§ AIM OF THE TASK
Read through the records. Copy each line that has the word "Impostazioni".
========
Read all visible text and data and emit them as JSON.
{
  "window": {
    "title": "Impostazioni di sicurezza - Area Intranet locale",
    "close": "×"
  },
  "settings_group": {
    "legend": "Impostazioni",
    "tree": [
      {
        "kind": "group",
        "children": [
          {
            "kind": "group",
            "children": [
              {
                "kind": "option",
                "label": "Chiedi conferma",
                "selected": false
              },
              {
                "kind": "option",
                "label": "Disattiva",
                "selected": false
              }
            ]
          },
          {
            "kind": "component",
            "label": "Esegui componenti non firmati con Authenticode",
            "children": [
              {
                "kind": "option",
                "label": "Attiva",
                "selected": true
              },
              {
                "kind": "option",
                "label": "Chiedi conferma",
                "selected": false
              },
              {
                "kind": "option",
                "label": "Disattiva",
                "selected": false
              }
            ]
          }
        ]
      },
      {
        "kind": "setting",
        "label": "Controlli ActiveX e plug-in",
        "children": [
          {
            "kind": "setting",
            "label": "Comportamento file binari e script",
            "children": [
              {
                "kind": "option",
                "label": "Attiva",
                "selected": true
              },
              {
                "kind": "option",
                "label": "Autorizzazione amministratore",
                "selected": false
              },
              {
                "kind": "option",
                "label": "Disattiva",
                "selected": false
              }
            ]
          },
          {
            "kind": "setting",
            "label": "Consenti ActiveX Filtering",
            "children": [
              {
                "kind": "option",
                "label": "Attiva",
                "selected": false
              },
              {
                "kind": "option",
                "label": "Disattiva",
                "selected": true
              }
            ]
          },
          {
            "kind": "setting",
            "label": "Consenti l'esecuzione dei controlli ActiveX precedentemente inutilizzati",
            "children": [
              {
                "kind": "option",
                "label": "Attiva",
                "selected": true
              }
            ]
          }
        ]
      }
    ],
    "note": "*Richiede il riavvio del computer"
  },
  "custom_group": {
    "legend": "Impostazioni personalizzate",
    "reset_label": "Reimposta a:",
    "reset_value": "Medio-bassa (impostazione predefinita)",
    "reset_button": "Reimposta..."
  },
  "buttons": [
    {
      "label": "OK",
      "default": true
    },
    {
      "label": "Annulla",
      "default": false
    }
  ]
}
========
§ RESPONSE TO THE TASK
    "title": "Impostazioni di sicurezza - Area Intranet locale",
    "legend": "Impostazioni",
    "legend": "Impostazioni personalizzate",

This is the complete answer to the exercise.